··· RECORDED INFORMATION
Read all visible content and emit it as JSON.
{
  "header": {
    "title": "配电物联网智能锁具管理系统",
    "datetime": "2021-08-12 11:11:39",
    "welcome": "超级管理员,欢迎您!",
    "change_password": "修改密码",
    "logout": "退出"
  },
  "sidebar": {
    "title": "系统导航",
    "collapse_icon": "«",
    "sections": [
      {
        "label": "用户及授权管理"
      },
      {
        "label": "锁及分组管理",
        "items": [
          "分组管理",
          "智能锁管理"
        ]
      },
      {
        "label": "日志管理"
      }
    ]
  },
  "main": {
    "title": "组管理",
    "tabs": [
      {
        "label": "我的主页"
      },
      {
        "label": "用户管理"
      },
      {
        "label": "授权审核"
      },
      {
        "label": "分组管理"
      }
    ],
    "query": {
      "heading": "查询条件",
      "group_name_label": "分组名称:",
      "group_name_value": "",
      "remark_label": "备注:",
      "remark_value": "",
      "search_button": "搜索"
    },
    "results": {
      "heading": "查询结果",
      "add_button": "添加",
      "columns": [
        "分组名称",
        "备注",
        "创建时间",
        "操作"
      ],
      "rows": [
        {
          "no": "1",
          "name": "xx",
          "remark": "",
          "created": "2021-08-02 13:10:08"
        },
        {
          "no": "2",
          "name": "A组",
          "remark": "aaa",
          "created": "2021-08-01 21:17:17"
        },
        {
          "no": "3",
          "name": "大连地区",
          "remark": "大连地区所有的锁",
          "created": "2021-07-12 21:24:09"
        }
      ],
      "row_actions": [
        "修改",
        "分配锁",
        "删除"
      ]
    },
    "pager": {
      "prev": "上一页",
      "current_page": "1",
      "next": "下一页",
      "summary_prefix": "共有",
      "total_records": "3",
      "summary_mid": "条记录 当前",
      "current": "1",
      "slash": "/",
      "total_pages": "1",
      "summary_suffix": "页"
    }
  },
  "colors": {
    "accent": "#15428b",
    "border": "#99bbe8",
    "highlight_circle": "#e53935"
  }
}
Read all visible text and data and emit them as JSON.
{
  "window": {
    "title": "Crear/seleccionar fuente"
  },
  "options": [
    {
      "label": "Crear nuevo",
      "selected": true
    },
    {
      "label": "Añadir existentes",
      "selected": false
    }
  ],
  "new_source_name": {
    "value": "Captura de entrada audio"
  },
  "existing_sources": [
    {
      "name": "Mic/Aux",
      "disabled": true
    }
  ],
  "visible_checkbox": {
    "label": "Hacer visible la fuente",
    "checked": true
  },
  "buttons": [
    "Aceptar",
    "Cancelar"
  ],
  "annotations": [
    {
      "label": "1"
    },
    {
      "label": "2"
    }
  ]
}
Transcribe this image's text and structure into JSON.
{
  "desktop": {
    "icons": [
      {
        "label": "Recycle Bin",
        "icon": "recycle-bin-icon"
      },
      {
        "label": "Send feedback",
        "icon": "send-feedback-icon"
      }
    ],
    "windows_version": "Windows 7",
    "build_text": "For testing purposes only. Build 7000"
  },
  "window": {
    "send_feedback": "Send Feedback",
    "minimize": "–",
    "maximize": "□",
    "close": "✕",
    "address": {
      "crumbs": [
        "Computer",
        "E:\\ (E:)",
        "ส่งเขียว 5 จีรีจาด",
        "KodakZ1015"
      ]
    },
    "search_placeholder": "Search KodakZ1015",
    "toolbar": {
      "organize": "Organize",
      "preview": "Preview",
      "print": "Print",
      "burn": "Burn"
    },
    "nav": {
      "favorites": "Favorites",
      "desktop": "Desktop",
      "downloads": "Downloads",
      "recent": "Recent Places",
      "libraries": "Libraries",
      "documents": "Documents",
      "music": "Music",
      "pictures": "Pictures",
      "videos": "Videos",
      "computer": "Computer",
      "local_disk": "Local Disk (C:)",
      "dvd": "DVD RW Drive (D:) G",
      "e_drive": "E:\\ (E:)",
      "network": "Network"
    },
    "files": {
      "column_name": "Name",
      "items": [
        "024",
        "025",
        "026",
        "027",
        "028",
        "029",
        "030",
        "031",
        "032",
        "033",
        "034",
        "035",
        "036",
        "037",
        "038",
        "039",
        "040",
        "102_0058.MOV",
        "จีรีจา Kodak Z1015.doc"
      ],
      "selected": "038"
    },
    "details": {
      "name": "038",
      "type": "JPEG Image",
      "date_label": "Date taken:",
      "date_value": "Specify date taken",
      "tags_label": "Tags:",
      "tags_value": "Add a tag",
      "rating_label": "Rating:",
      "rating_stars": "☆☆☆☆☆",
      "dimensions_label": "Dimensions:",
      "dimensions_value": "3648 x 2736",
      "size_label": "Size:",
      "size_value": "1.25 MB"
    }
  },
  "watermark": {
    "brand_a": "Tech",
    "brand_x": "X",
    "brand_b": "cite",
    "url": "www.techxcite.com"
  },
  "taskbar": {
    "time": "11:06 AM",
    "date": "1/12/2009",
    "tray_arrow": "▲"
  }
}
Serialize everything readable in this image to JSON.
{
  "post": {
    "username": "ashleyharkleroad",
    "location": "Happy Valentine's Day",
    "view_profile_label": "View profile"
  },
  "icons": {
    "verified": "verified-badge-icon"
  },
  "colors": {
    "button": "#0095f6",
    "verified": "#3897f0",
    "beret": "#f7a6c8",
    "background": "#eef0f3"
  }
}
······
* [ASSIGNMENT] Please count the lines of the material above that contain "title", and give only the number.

* [RESULT] 4